Good question. And it didn’t used to because I didn’t have that much coming out of the kiln but now I do. I will take many photos, especially if they are unique and there is something special about them. You know, say there is a theme about a batch that comes out, maybe I will throw them out on one load so people can see different types of techniques that were used if that interests them. Oftentimes like today, I took a photo of a mug maybe a week ago but I did that because I know it made it’s way to it’s new home and I took a photo so they could see it and that’s just a way to interact.

How often do you let people know that a piece is available to be sold? Do you do that every time you post a piece? How often do you do it?

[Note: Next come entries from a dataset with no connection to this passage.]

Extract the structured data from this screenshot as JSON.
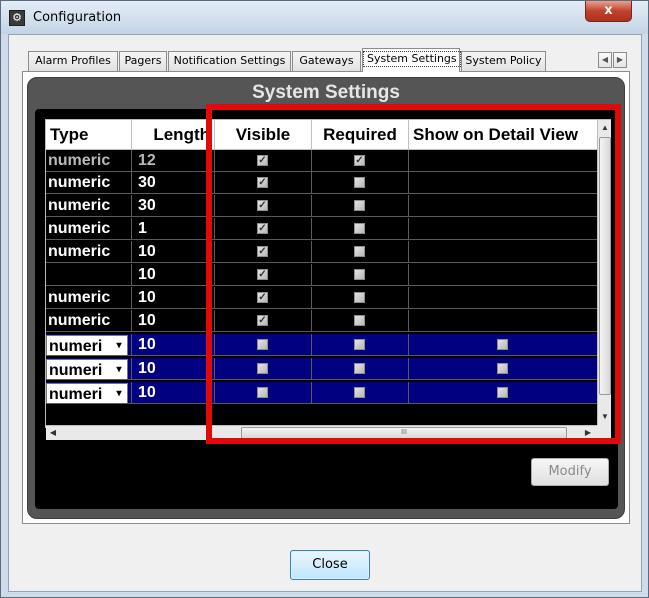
{
  "window": {
    "title": "Configuration",
    "close_glyph": "x"
  },
  "tabs": [
    {
      "label": "Alarm Profiles"
    },
    {
      "label": "Pagers"
    },
    {
      "label": "Notification Settings"
    },
    {
      "label": "Gateways"
    },
    {
      "label": "System Settings",
      "active": true
    },
    {
      "label": "System Policy"
    }
  ],
  "panel": {
    "title": "System Settings"
  },
  "grid": {
    "columns": [
      "Type",
      "Length",
      "Visible",
      "Required",
      "Show on Detail View"
    ],
    "rows": [
      {
        "type": "numeric",
        "length": "12",
        "visible": true,
        "required": true,
        "detail": null,
        "style": "disabled"
      },
      {
        "type": "numeric",
        "length": "30",
        "visible": true,
        "required": false,
        "detail": null,
        "style": "normal"
      },
      {
        "type": "numeric",
        "length": "30",
        "visible": true,
        "required": false,
        "detail": null,
        "style": "normal"
      },
      {
        "type": "numeric",
        "length": "1",
        "visible": true,
        "required": false,
        "detail": null,
        "style": "normal"
      },
      {
        "type": "numeric",
        "length": "10",
        "visible": true,
        "required": false,
        "detail": null,
        "style": "normal"
      },
      {
        "type": "",
        "length": "10",
        "visible": true,
        "required": false,
        "detail": null,
        "style": "normal"
      },
      {
        "type": "numeric",
        "length": "10",
        "visible": true,
        "required": false,
        "detail": null,
        "style": "normal"
      },
      {
        "type": "numeric",
        "length": "10",
        "visible": true,
        "required": false,
        "detail": null,
        "style": "normal"
      },
      {
        "type": "numeri",
        "length": "10",
        "visible": false,
        "required": false,
        "detail": false,
        "style": "selected"
      },
      {
        "type": "numeri",
        "length": "10",
        "visible": false,
        "required": false,
        "detail": false,
        "style": "selected"
      },
      {
        "type": "numeri",
        "length": "10",
        "visible": false,
        "required": false,
        "detail": false,
        "style": "selected"
      }
    ],
    "hscroll_grip": "III"
  },
  "buttons": {
    "modify": "Modify",
    "close": "Close"
  },
  "colors": {
    "highlight_border": "#e10a0a",
    "selected_row": "#000080",
    "panel_frame": "#555555"
  }
}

Well, that’s the thing. I would say 95 percent of my pieces are bought before they are even made. So it’s a weird thing. So I will post something and someone will say, Hey, I love this. Is it for sale? And I say it’s not but I can make you one just like it. And they say, Okay, great. So we communicate through direct message or whatever and that person purchases that mug or something that will be very much like it and it will be out in like a month. A lot of potters what they do is they build a batch of 12 or 24 and announce to all of their followers that they have a bunch available and then they sell them like that. But at this time, where I am at, I do it a little different and it’s working out.

What’s the mechanics of the sales? How do they get money from their bank account to your bank account?

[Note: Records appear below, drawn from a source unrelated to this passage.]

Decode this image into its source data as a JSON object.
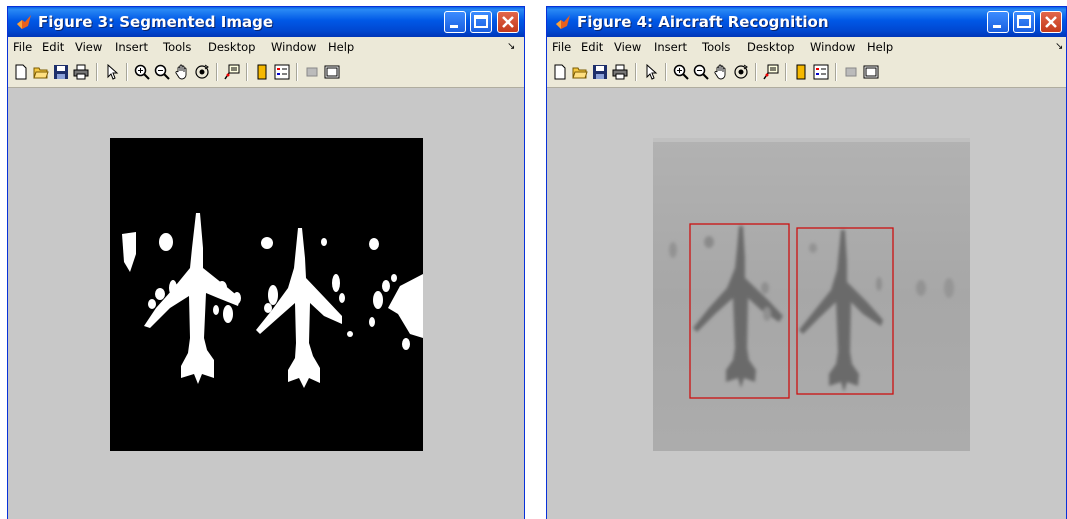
{
  "windows": [
    {
      "title": "Figure 3: Segmented Image",
      "menu": [
        "File",
        "Edit",
        "View",
        "Insert",
        "Tools",
        "Desktop",
        "Window",
        "Help"
      ]
    },
    {
      "title": "Figure 4: Aircraft Recognition",
      "menu": [
        "File",
        "Edit",
        "View",
        "Insert",
        "Tools",
        "Desktop",
        "Window",
        "Help"
      ]
    }
  ],
  "toolbar_icons": [
    "new-file-icon",
    "open-folder-icon",
    "save-icon",
    "print-icon",
    "pointer-icon",
    "zoom-in-icon",
    "zoom-out-icon",
    "pan-hand-icon",
    "rotate-3d-icon",
    "data-cursor-icon",
    "colorbar-icon",
    "legend-icon",
    "hide-plot-tools-icon",
    "show-plot-tools-icon"
  ],
  "colors": {
    "title_bar": "#0058e6",
    "menu_bg": "#ece9d8",
    "figure_bg": "#c8c8c8",
    "segmented_bg": "#000000",
    "segmented_fg": "#ffffff",
    "recognition_box": "#cc1111"
  },
  "recognition": {
    "detected_count": 2
  }
}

Primarily through Venmo or Paypal. But I have had a couple of people that don’t use either. They send me checks or whatever. Pretty much everyone uses either one of those two.

Because most of your sales are pre-sales do you ever feel pressure to get in the studio and to your buyers?

I do sometimes. But because I am a small batch potter, like right now I am making a certain style and I will change it up every now and again and when that change happens I have a bunch of new people saying, Hey, that’s different, I would love one of those too. And these are all previous buyers. These are people who are just collecting the mugs. So I feel it sometimes but the level that I am at and the way I’ve set up timing and spread out making mugs and stuff like that, I still get a lot of enjoyment of just throwing a piece and seeing where it’s going to go. Seeing if it’s going to be big and fat or seeing if it’s going to be narrow, or how it’s going to be with a different type of clay or different type of glaze, so I’m fortunate to have my followers be very flexible because I will make something that’s different than what they anticipated and I will say, Hey this is what came out for you. And they will say, I love it, fantastic. Even if it’s different so it’s been working out. Every now and again there is some pressure especially if a lot of orders come in. I’m kind of chill too, I try to keep things stress free.


Make Way for Ducklings by Robert McCloskey


Instagram: @nickspottery

Leave a Reply